What is expected: Reproduce all of the data exactly as written.

*** Input data ***

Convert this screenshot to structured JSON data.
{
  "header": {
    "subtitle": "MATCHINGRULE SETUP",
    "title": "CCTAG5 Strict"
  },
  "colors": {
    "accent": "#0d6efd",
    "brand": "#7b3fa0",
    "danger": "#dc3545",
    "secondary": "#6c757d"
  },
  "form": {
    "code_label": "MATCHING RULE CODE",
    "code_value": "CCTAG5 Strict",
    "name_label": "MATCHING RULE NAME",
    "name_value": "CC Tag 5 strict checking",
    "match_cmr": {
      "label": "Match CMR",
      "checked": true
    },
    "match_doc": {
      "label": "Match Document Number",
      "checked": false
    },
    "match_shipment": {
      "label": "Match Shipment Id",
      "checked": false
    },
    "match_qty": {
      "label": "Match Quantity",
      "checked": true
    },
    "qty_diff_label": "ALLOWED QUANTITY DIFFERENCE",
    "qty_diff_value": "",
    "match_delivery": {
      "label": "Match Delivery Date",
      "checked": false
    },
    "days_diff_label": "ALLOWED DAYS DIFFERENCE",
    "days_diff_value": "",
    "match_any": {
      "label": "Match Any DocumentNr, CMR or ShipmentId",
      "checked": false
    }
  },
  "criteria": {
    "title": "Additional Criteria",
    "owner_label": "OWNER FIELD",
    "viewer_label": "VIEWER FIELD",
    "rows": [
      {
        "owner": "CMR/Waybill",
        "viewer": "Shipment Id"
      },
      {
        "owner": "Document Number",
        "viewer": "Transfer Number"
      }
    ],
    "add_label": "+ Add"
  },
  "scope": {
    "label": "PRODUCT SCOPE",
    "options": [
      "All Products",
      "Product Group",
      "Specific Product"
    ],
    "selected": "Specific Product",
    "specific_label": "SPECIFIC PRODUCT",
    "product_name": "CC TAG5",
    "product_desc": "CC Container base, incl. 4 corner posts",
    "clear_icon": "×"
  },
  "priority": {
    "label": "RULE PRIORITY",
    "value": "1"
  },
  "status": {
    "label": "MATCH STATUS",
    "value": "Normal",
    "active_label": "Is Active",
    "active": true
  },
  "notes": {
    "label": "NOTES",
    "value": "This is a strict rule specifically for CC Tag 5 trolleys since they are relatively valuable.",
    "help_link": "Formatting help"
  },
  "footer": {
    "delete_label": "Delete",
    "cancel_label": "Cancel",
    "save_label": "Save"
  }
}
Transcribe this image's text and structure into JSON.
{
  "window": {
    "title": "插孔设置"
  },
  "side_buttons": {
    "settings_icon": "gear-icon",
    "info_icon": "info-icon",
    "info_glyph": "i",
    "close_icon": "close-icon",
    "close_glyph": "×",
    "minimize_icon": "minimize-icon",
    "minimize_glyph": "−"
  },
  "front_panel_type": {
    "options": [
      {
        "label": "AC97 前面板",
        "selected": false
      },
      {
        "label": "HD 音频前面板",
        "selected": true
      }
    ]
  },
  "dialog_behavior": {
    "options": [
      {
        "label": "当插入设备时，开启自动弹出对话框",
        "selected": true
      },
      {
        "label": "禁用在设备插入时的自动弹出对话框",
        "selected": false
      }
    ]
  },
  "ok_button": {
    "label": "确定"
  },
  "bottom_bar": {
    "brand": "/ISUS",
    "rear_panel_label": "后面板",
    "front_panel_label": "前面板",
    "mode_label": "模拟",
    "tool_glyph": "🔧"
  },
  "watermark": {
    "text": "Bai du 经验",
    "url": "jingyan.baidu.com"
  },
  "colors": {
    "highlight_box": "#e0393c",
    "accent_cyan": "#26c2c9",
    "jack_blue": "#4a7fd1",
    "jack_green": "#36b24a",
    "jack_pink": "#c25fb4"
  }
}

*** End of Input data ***

Task output:
Convert this screenshot to structured JSON data.
{
  "header": {
    "subtitle": "MATCHINGRULE SETUP",
    "title": "CCTAG5 Strict"
  },
  "colors": {
    "accent": "#0d6efd",
    "brand": "#7b3fa0",
    "danger": "#dc3545",
    "secondary": "#6c757d"
  },
  "form": {
    "code_label": "MATCHING RULE CODE",
    "code_value": "CCTAG5 Strict",
    "name_label": "MATCHING RULE NAME",
    "name_value": "CC Tag 5 strict checking",
    "match_cmr": {
      "label": "Match CMR",
      "checked": true
    },
    "match_doc": {
      "label": "Match Document Number",
      "checked": false
    },
    "match_shipment": {
      "label": "Match Shipment Id",
      "checked": false
    },
    "match_qty": {
      "label": "Match Quantity",
      "checked": true
    },
    "qty_diff_label": "ALLOWED QUANTITY DIFFERENCE",
    "qty_diff_value": "",
    "match_delivery": {
      "label": "Match Delivery Date",
      "checked": false
    },
    "days_diff_label": "ALLOWED DAYS DIFFERENCE",
    "days_diff_value": "",
    "match_any": {
      "label": "Match Any DocumentNr, CMR or ShipmentId",
      "checked": false
    }
  },
  "criteria": {
    "title": "Additional Criteria",
    "owner_label": "OWNER FIELD",
    "viewer_label": "VIEWER FIELD",
    "rows": [
      {
        "owner": "CMR/Waybill",
        "viewer": "Shipment Id"
      },
      {
        "owner": "Document Number",
        "viewer": "Transfer Number"
      }
    ],
    "add_label": "+ Add"
  },
  "scope": {
    "label": "PRODUCT SCOPE",
    "options": [
      "All Products",
      "Product Group",
      "Specific Product"
    ],
    "selected": "Specific Product",
    "specific_label": "SPECIFIC PRODUCT",
    "product_name": "CC TAG5",
    "product_desc": "CC Container base, incl. 4 corner posts",
    "clear_icon": "×"
  },
  "priority": {
    "label": "RULE PRIORITY",
    "value": "1"
  },
  "status": {
    "label": "MATCH STATUS",
    "value": "Normal",
    "active_label": "Is Active",
    "active": true
  },
  "notes": {
    "label": "NOTES",
    "value": "This is a strict rule specifically for CC Tag 5 trolleys since they are relatively valuable.",
    "help_link": "Formatting help"
  },
  "footer": {
    "delete_label": "Delete",
    "cancel_label": "Cancel",
    "save_label": "Save"
  }
}
Transcribe this image's text and structure into JSON.
{
  "window": {
    "title": "插孔设置"
  },
  "side_buttons": {
    "settings_icon": "gear-icon",
    "info_icon": "info-icon",
    "info_glyph": "i",
    "close_icon": "close-icon",
    "close_glyph": "×",
    "minimize_icon": "minimize-icon",
    "minimize_glyph": "−"
  },
  "front_panel_type": {
    "options": [
      {
        "label": "AC97 前面板",
        "selected": false
      },
      {
        "label": "HD 音频前面板",
        "selected": true
      }
    ]
  },
  "dialog_behavior": {
    "options": [
      {
        "label": "当插入设备时，开启自动弹出对话框",
        "selected": true
      },
      {
        "label": "禁用在设备插入时的自动弹出对话框",
        "selected": false
      }
    ]
  },
  "ok_button": {
    "label": "确定"
  },
  "bottom_bar": {
    "brand": "/ISUS",
    "rear_panel_label": "后面板",
    "front_panel_label": "前面板",
    "mode_label": "模拟",
    "tool_glyph": "🔧"
  },
  "watermark": {
    "text": "Bai du 经验",
    "url": "jingyan.baidu.com"
  },
  "colors": {
    "highlight_box": "#e0393c",
    "accent_cyan": "#26c2c9",
    "jack_blue": "#4a7fd1",
    "jack_green": "#36b24a",
    "jack_pink": "#c25fb4"
  }
}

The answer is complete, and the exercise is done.